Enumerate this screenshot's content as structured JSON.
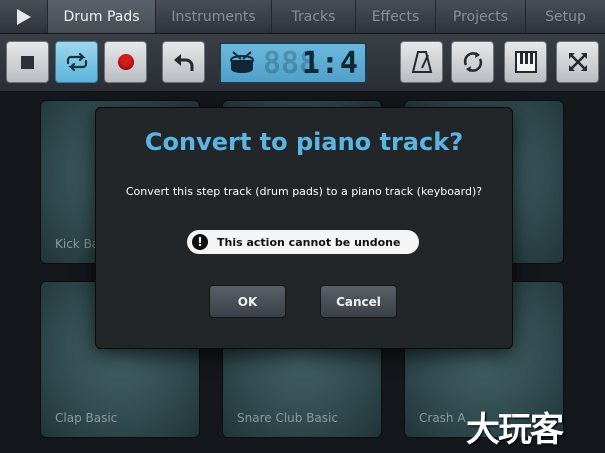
{
  "tabs": {
    "drum_pads": "Drum Pads",
    "instruments": "Instruments",
    "tracks": "Tracks",
    "effects": "Effects",
    "projects": "Projects",
    "setup": "Setup",
    "active": "Drum Pads"
  },
  "toolbar": {
    "position_display": "1:4",
    "icons": [
      "stop-icon",
      "loop-icon",
      "record-icon",
      "undo-icon",
      "drum-icon",
      "metronome-icon",
      "sync-icon",
      "piano-keys-icon",
      "fullscreen-icon"
    ]
  },
  "pads": [
    {
      "label": "Kick Basic"
    },
    {
      "label": ""
    },
    {
      "label": ""
    },
    {
      "label": "Clap Basic"
    },
    {
      "label": "Snare Club Basic"
    },
    {
      "label": "Crash A"
    }
  ],
  "dialog": {
    "title": "Convert to piano track?",
    "message": "Convert this step track (drum pads) to a piano track (keyboard)?",
    "warning": "This action cannot be undone",
    "ok_label": "OK",
    "cancel_label": "Cancel"
  },
  "watermark": "大玩客",
  "colors": {
    "dialog_title": "#59b6e2",
    "record": "#d31c1c",
    "lcd": "#5fb0d8",
    "pad": "#4e777c"
  }
}
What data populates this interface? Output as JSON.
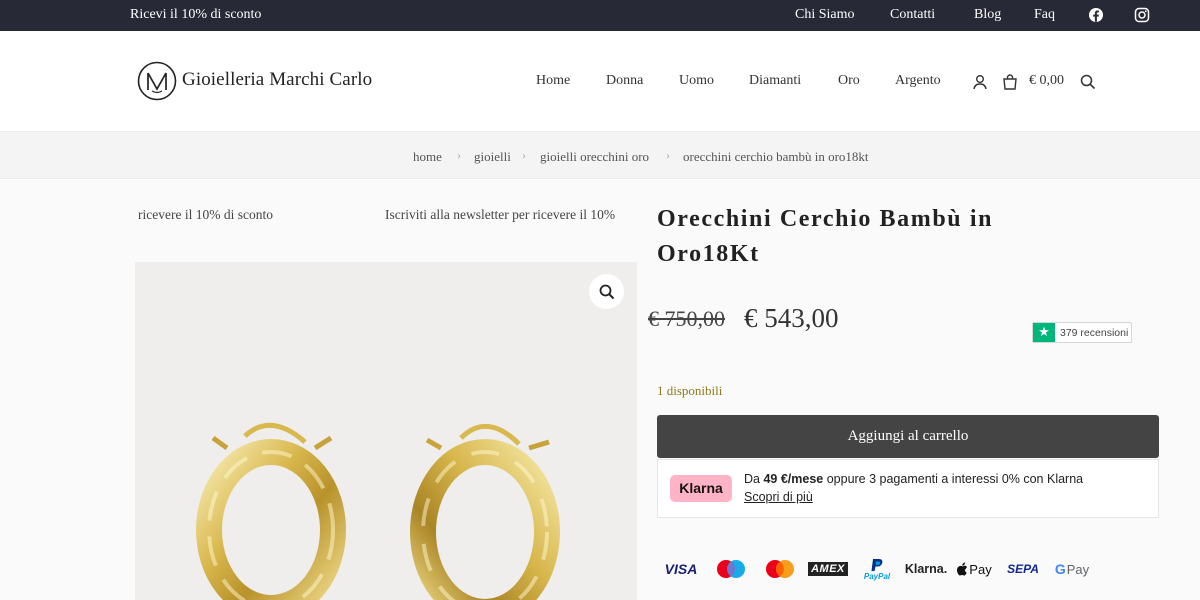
{
  "topbar": {
    "promo": "Ricevi il 10% di sconto",
    "links": [
      "Chi Siamo",
      "Contatti",
      "Blog",
      "Faq"
    ],
    "social_icons": [
      "facebook-icon",
      "instagram-icon"
    ]
  },
  "header": {
    "logo_text": "Gioielleria Marchi Carlo",
    "nav": [
      "Home",
      "Donna",
      "Uomo",
      "Diamanti",
      "Oro",
      "Argento"
    ],
    "cart_total": "€ 0,00"
  },
  "breadcrumb": [
    "home",
    "gioielli",
    "gioielli orecchini oro",
    "orecchini cerchio bambù in oro18kt"
  ],
  "ticker": {
    "left": "ricevere il 10% di sconto",
    "right": "Iscriviti alla newsletter per ricevere il 10%"
  },
  "product": {
    "title": "Orecchini Cerchio Bambù in Oro18Kt",
    "price_old": "€ 750,00",
    "price_new": "€ 543,00",
    "reviews": "379 recensioni",
    "stock": "1 disponibili",
    "add_to_cart": "Aggiungi al carrello"
  },
  "klarna": {
    "badge": "Klarna",
    "text_prefix": "Da ",
    "amount": "49 €/mese",
    "text_suffix": " oppure 3 pagamenti a interessi 0% con Klarna",
    "link": "Scopri di più"
  },
  "payments": {
    "visa": "VISA",
    "amex": "AMEX",
    "paypal": "PayPal",
    "klarna": "Klarna.",
    "applepay": "Pay",
    "sepa": "SEPA",
    "gpay": "Pay"
  },
  "colors": {
    "topbar": "#272a36",
    "button": "#444444",
    "stock": "#8a7a1c",
    "trustpilot": "#00b67a",
    "klarna_pink": "#ffb3c7"
  }
}
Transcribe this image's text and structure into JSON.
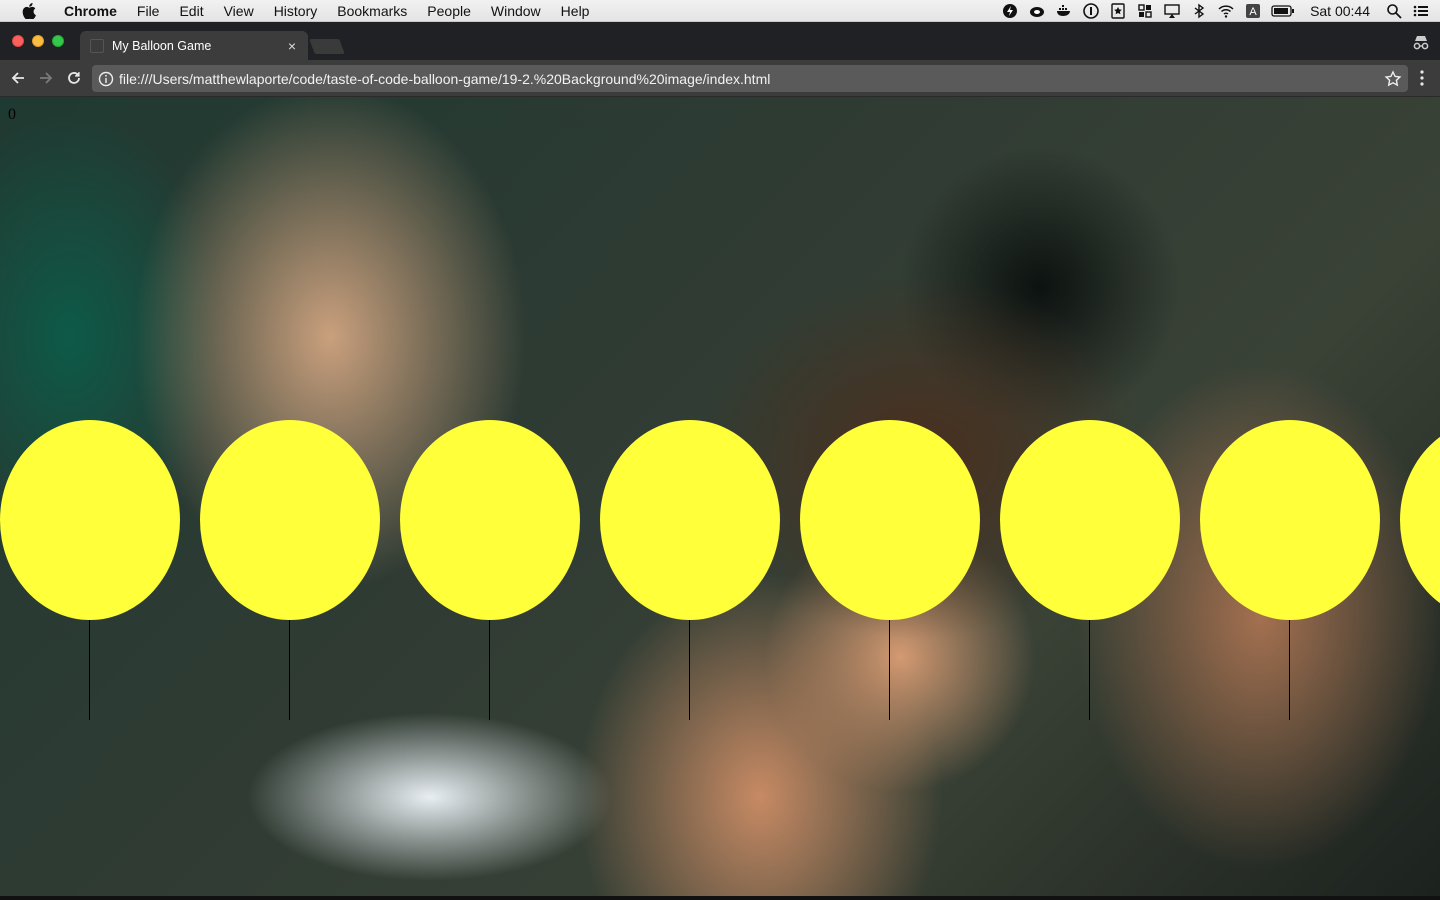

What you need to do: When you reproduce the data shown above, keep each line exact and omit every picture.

Expected answer:
Enumerate this screenshot's content as structured JSON.
{
  "tabs": {
    "drum_pads": "Drum Pads",
    "instruments": "Instruments",
    "tracks": "Tracks",
    "effects": "Effects",
    "projects": "Projects",
    "setup": "Setup",
    "active": "Drum Pads"
  },
  "toolbar": {
    "position_display": "1:4",
    "icons": [
      "stop-icon",
      "loop-icon",
      "record-icon",
      "undo-icon",
      "drum-icon",
      "metronome-icon",
      "sync-icon",
      "piano-keys-icon",
      "fullscreen-icon"
    ]
  },
  "pads": [
    {
      "label": "Kick Basic"
    },
    {
      "label": ""
    },
    {
      "label": ""
    },
    {
      "label": "Clap Basic"
    },
    {
      "label": "Snare Club Basic"
    },
    {
      "label": "Crash A"
    }
  ],
  "dialog": {
    "title": "Convert to piano track?",
    "message": "Convert this step track (drum pads) to a piano track (keyboard)?",
    "warning": "This action cannot be undone",
    "ok_label": "OK",
    "cancel_label": "Cancel"
  },
  "watermark": "大玩客",
  "colors": {
    "dialog_title": "#59b6e2",
    "record": "#d31c1c",
    "lcd": "#5fb0d8",
    "pad": "#4e777c"
  }
}
What data populates this interface? Output as JSON.
{
  "topbar": {
    "promo": "Ricevi il 10% di sconto",
    "links": [
      "Chi Siamo",
      "Contatti",
      "Blog",
      "Faq"
    ],
    "social_icons": [
      "facebook-icon",
      "instagram-icon"
    ]
  },
  "header": {
    "logo_text": "Gioielleria Marchi Carlo",
    "nav": [
      "Home",
      "Donna",
      "Uomo",
      "Diamanti",
      "Oro",
      "Argento"
    ],
    "cart_total": "€ 0,00"
  },
  "breadcrumb": [
    "home",
    "gioielli",
    "gioielli orecchini oro",
    "orecchini cerchio bambù in oro18kt"
  ],
  "ticker": {
    "left": "ricevere il 10% di sconto",
    "right": "Iscriviti alla newsletter per ricevere il 10%"
  },
  "product": {
    "title": "Orecchini Cerchio Bambù in Oro18Kt",
    "price_old": "€ 750,00",
    "price_new": "€ 543,00",
    "reviews": "379 recensioni",
    "stock": "1 disponibili",
    "add_to_cart": "Aggiungi al carrello"
  },
  "klarna": {
    "badge": "Klarna",
    "text_prefix": "Da ",
    "amount": "49 €/mese",
    "text_suffix": " oppure 3 pagamenti a interessi 0% con Klarna",
    "link": "Scopri di più"
  },
  "payments": {
    "visa": "VISA",
    "amex": "AMEX",
    "paypal": "PayPal",
    "klarna": "Klarna.",
    "applepay": "Pay",
    "sepa": "SEPA",
    "gpay": "Pay"
  },
  "colors": {
    "topbar": "#272a36",
    "button": "#444444",
    "stock": "#8a7a1c",
    "trustpilot": "#00b67a",
    "klarna_pink": "#ffb3c7"
  }
}
Transcribe this image's text and structure into JSON.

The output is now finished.